|     Busy          |      |       |       |        |        |         |        |         |      |      |       |        |        |
|S10 Both Devices   | RNR  |  RNR  |  I,S8 |  I,S8  |  I,S8  |  I,S8   |        |         |UA,S8 |UA,S1 |SABM,S2|SABM,S2 | SABM,S2|
|     Busy          |      |       |       |        |        |         |        |         |      |      |       |        |        |
|S11 Waiting Acknow.| RNR  |  RNR  |  I,S8 |   I    |  I,S8  |    I    |   S10  |   S13   |UA,S8 |UA,S1 |SABM,S2|SABM,S2 | SABM,S2|
| and Device Busy   |      |       |       |        |        |         |        |         |      |      |       |        |        |
|S12 Waiting Acknow.|  RR  |   RR  |  I,S5 |  I,S7  |  I,S5  |   I,S7  |        |         |UA,S5 |UA,S1 |SABM,S2|SABM,S2 | SABM,S2|
| and Remote Busy   |      |       |       |        |        |         |        |         |      |      |       |        |        |
|S13 Waiting Acknow.| RNR  |  RNR  |  I,S8 |  I,S11 |  I,S8  |  I,S11  |        |         |UA,S8 |UA,S1 |SABM,S2|SABM,S2 | SABM,S2|
| Both Devices Busy |      |       |       |        |        |         |        |         |      |      |       |        |        |
|S14 REJ Sent and   | RNR  |  RNR  |   I   |   I    |   I    |    I    |   S16  |   S16   |UA,S8 |UA,S1 |SABM,S2|SABM,S2 | SABM,S2|

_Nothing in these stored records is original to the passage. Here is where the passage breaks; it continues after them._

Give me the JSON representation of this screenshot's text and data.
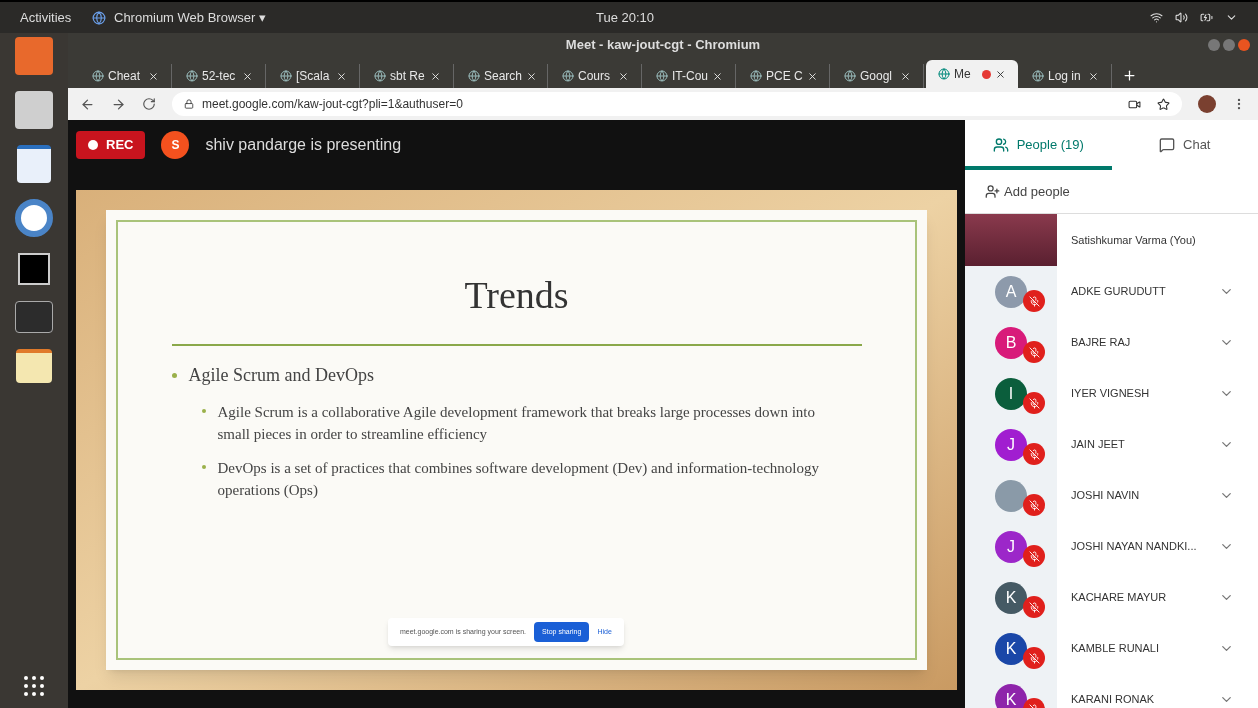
{
  "topbar": {
    "activities": "Activities",
    "app_menu": "Chromium Web Browser ▾",
    "clock": "Tue 20:10"
  },
  "window": {
    "title": "Meet - kaw-jout-cgt - Chromium"
  },
  "tabs": [
    {
      "label": "Cheat",
      "selected": false,
      "recording": false
    },
    {
      "label": "52-tec",
      "selected": false,
      "recording": false
    },
    {
      "label": "[Scala",
      "selected": false,
      "recording": false
    },
    {
      "label": "sbt Re",
      "selected": false,
      "recording": false
    },
    {
      "label": "Search",
      "selected": false,
      "recording": false
    },
    {
      "label": "Cours",
      "selected": false,
      "recording": false
    },
    {
      "label": "IT-Cou",
      "selected": false,
      "recording": false
    },
    {
      "label": "PCE C",
      "selected": false,
      "recording": false
    },
    {
      "label": "Googl",
      "selected": false,
      "recording": false
    },
    {
      "label": "Me",
      "selected": true,
      "recording": true
    },
    {
      "label": "Log in",
      "selected": false,
      "recording": false
    }
  ],
  "address_bar": {
    "value": "meet.google.com/kaw-jout-cgt?pli=1&authuser=0"
  },
  "meet": {
    "rec": "REC",
    "presenter_initial": "S",
    "presenting": "shiv pandarge is presenting"
  },
  "slide": {
    "title": "Trends",
    "bullet": "Agile Scrum and DevOps",
    "sub_bullets": [
      "Agile Scrum is a collaborative Agile development framework that breaks large processes down into small pieces in order to streamline efficiency",
      "DevOps is a set of practices that combines software development (Dev) and information-technology operations (Ops)"
    ]
  },
  "share_bar": {
    "message": "meet.google.com is sharing your screen.",
    "stop": "Stop sharing",
    "hide": "Hide"
  },
  "panel": {
    "tabs": [
      {
        "label": "People (19)",
        "selected": true
      },
      {
        "label": "Chat",
        "selected": false
      }
    ],
    "add_people": "Add people",
    "participants": [
      {
        "kind": "video",
        "name": "Satishkumar Varma (You)",
        "muted": false
      },
      {
        "kind": "letter",
        "initial": "A",
        "color": "#8d9aab",
        "name": "ADKE GURUDUTT",
        "muted": true
      },
      {
        "kind": "letter",
        "initial": "B",
        "color": "#d81b7a",
        "name": "BAJRE RAJ",
        "muted": true
      },
      {
        "kind": "letter",
        "initial": "I",
        "color": "#0b5e3c",
        "name": "IYER VIGNESH",
        "muted": true
      },
      {
        "kind": "letter",
        "initial": "J",
        "color": "#a11ed0",
        "name": "JAIN JEET",
        "muted": true
      },
      {
        "kind": "photo",
        "name": "JOSHI NAVIN",
        "muted": true
      },
      {
        "kind": "letter",
        "initial": "J",
        "color": "#9c27c9",
        "name": "JOSHI NAYAN NANDKI...",
        "muted": true
      },
      {
        "kind": "letter",
        "initial": "K",
        "color": "#455a64",
        "name": "KACHARE MAYUR",
        "muted": true
      },
      {
        "kind": "letter",
        "initial": "K",
        "color": "#1a47a8",
        "name": "KAMBLE RUNALI",
        "muted": true
      },
      {
        "kind": "letter",
        "initial": "K",
        "color": "#8e24aa",
        "name": "KARANI RONAK",
        "muted": true
      }
    ]
  }
}
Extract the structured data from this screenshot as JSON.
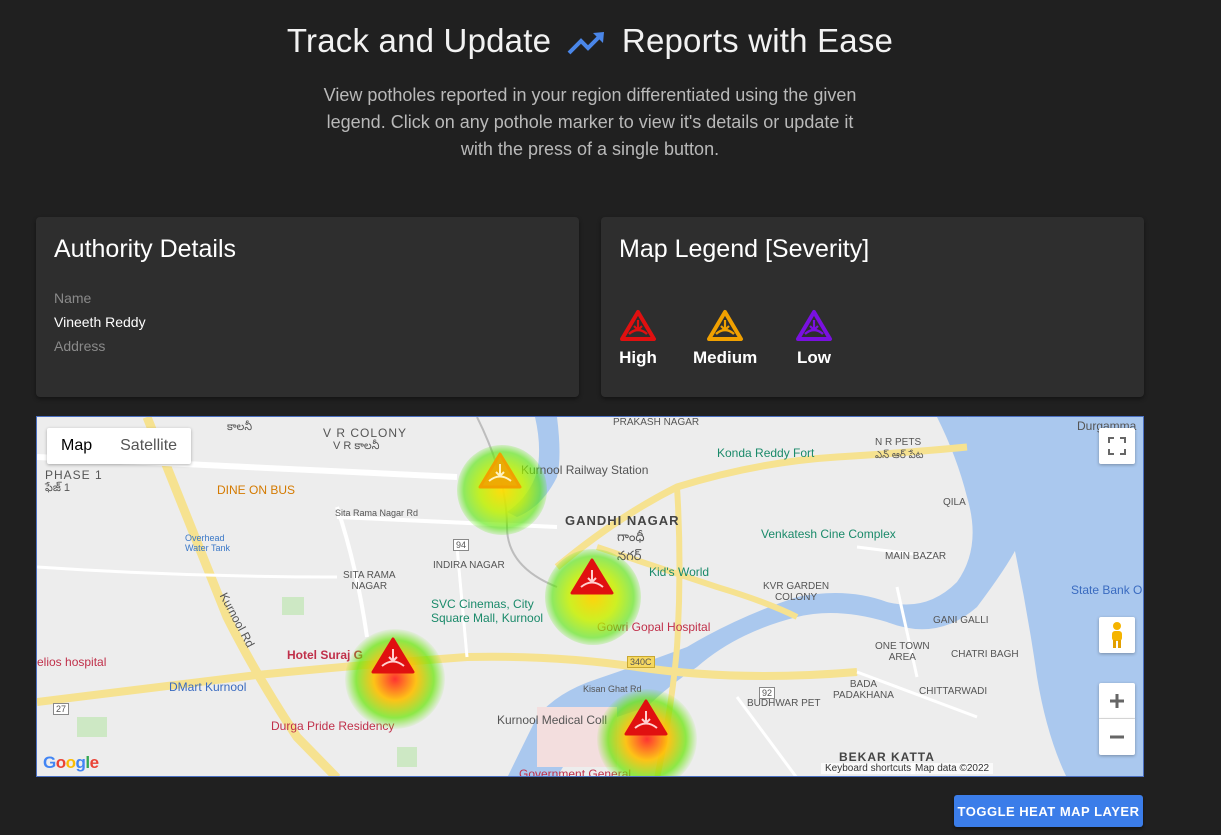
{
  "hero": {
    "title_left": "Track and Update",
    "title_right": "Reports with Ease",
    "title_icon": "trending-up-icon",
    "subtitle": "View potholes reported in your region differentiated using the given legend. Click on any pothole marker to view it's details or update it with the press of a single button."
  },
  "authority": {
    "title": "Authority Details",
    "name_label": "Name",
    "name_value": "Vineeth Reddy",
    "address_label": "Address",
    "address_value": ""
  },
  "legend": {
    "title": "Map Legend [Severity]",
    "items": [
      {
        "label": "High",
        "color": "#e01010",
        "icon": "pothole-warning-icon"
      },
      {
        "label": "Medium",
        "color": "#f0a000",
        "icon": "pothole-warning-icon"
      },
      {
        "label": "Low",
        "color": "#7a10e0",
        "icon": "pothole-warning-icon"
      }
    ]
  },
  "map": {
    "type_options": [
      "Map",
      "Satellite"
    ],
    "selected_type": "Map",
    "labels": {
      "vr_colony": "V R COLONY",
      "vr_colony_te": "V R కాలనీ",
      "colony_te_top": "కాలనీ",
      "phase1": "PHASE 1",
      "phase1_te": "ఫేజ్ 1",
      "dine_on_bus": "DINE ON BUS",
      "overhead_tank": "Overhead\nWater Tank",
      "kurnool_rd": "Kurnool Rd",
      "sita_rama_nagar_rd": "Sita Rama Nagar Rd",
      "sita_rama_nagar": "SITA RAMA\nNAGAR",
      "indira_nagar": "INDIRA NAGAR",
      "kurnool_railway": "Kurnool Railway Station",
      "gandhi_nagar": "GANDHI NAGAR",
      "gandhi_nagar_te": "గాంధీ\nనగర్",
      "prakash_nagar": "PRAKASH NAGAR",
      "nr_pets": "N R PETS",
      "nr_pets_te": "ఎన్ ఆర్ పేట",
      "konda_reddy_fort": "Konda Reddy Fort",
      "qila": "QILA",
      "venkatesh_cine": "Venkatesh Cine Complex",
      "kids_world": "Kid's World",
      "kvr_garden": "KVR GARDEN\nCOLONY",
      "main_bazar": "MAIN BAZAR",
      "state_bank": "State Bank O",
      "svc_cinemas": "SVC Cinemas, City\nSquare Mall, Kurnool",
      "gowri_gopal": "Gowri Gopal Hospital",
      "helios": "elios hospital",
      "hotel_suraj": "Hotel Suraj G",
      "dmart": "DMart Kurnool",
      "durga_pride": "Durga Pride Residency",
      "kurnool_medical": "Kurnool Medical Coll",
      "govt_general": "Government General",
      "kisan_ghat": "Kisan Ghat Rd",
      "budhwar_pet": "BUDHWAR PET",
      "bada_padakhana": "BADA\nPADAKHANA",
      "chittarwadi": "CHITTARWADI",
      "one_town": "ONE TOWN\nAREA",
      "chatri_bagh": "CHATRI BAGH",
      "gani_galli": "GANI GALLI",
      "bekar_katta": "BEKAR KATTA",
      "durgamma": "Durgamma",
      "route_94": "94",
      "route_92": "92",
      "route_27": "27",
      "route_340c": "340C"
    },
    "attribution": {
      "shortcuts": "Keyboard shortcuts",
      "data": "Map data ©2022"
    },
    "google": "Google"
  },
  "toggle_button": "TOGGLE HEAT MAP LAYER"
}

| and Device Busy   |      |       |       |        |        |         |        |         |      |      |       |        |        |
|S15 REJ Sent and   |RR,S9 | RR,S9 |  I,S6 |  I,S6  |   I,S6 |   I,S6  |        |         |UA,S5 |UA,S1 |SABM,S2|SABM,S2 | SABM,S2|
| Remote Busy       |      |       |       |        |        |         |        |         |      |      |       |        |        |
|S16 REJ Sent and   | RNR  |  RNR  | I,S14 |  I,S14 |  I,S14 |  I,S14  |        |         |UA,S5 |UA,S1 |SABM,S2|SABM,S2 | SABM,S2|
| Both Devices Busy |      |       |       |        |        |         |        |         |      |      |       |        |        |


Ritorna a Software Radioamatoriale by IW3FQG